Markets in Asia and Europe got a confidence boost from Wall Street as investors shook off the impact of Islamist terrorist attacks in Paris Friday in which 129 people died. U.S. stocks continued posting positive gains around Tuesday's close, as investors cheered decent earnings reports.
Despite jumping on geopolitical concerns Monday, oil prices, however, came under pressure Tuesday, as investor sentiment returned to concerns over global oversupply in crude. At the close Brent crude was at $44.14 a barrel, while U.S. crude slipped further, trading at $41.31 a barrel.
Despite this, oil and gas sector was the top performing sector on Tuesday, closing up over 3 percent, with most of the sector posting strong gains. Repsol closed up over 5 percent, while Royal Dutch Shell and Subsea 7 finished trade above 3 percent.
Greece reached an agreement with its lenders on financial reforms early on Tuesday, its finance minister said according to Reuters, removing a major obstacle holding up fresh bailout loans for the cash-starved country. Athens stock exchange jumped on the back of this, finishing up over 2 percent.

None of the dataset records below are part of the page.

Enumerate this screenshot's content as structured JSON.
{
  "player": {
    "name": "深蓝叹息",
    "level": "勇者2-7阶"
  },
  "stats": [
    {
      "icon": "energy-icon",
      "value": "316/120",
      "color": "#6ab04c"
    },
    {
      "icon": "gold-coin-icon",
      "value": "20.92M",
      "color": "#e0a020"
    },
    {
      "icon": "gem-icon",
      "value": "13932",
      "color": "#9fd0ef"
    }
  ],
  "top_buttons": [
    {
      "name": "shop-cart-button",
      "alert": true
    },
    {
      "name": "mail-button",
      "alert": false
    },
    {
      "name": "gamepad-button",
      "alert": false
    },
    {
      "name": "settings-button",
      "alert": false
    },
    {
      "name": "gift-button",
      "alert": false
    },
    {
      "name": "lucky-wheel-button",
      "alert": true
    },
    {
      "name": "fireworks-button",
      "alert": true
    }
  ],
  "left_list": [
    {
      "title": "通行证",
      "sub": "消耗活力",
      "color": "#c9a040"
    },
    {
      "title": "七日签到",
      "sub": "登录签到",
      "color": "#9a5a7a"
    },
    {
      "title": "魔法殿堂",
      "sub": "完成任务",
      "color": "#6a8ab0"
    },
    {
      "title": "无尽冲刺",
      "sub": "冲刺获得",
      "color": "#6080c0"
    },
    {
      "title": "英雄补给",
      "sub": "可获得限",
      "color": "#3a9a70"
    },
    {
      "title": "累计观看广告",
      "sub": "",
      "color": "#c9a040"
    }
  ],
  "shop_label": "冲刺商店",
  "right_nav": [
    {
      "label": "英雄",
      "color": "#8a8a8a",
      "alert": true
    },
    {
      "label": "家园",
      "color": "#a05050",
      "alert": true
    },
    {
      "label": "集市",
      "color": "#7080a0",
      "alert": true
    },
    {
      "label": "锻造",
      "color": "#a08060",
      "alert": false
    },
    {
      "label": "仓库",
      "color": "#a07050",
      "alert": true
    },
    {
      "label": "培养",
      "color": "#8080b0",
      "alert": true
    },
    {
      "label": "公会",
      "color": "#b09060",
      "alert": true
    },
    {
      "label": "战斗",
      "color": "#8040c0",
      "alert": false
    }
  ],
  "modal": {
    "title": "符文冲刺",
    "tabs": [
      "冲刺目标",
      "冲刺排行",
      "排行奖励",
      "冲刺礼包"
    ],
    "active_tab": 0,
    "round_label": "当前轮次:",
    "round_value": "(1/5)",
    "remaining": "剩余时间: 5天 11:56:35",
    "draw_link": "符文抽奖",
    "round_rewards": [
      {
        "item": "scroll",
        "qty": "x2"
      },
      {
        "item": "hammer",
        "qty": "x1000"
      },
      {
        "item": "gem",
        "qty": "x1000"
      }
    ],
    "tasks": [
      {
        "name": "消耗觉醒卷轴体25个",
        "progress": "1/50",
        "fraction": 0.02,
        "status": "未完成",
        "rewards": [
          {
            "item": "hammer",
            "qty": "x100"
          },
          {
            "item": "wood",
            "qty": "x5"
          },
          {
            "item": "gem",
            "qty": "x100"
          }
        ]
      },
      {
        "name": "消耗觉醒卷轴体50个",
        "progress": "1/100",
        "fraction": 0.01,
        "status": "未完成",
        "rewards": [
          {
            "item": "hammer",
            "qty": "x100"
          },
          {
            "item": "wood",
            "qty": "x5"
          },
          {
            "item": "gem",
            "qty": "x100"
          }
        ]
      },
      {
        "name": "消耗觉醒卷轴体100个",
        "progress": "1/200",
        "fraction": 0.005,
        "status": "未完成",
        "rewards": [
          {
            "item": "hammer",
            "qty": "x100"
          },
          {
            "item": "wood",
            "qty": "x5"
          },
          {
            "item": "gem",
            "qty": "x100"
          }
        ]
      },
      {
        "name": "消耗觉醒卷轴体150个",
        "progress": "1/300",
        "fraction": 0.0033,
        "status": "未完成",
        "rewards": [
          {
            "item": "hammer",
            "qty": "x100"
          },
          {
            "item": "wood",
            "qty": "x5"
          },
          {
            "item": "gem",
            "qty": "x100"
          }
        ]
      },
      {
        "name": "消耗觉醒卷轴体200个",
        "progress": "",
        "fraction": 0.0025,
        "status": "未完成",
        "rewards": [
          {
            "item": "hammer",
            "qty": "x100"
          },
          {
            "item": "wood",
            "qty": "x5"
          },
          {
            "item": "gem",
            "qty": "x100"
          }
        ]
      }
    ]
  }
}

U.K. deflation persisted in October, after data from the Office of National Statistics revealed the price of goods and services bought by U.K. households had fallen 0.1 percent, since October 2014. As this was in line with analysts' forecasts, the FTSE 100 and retail stocks finished trade higher.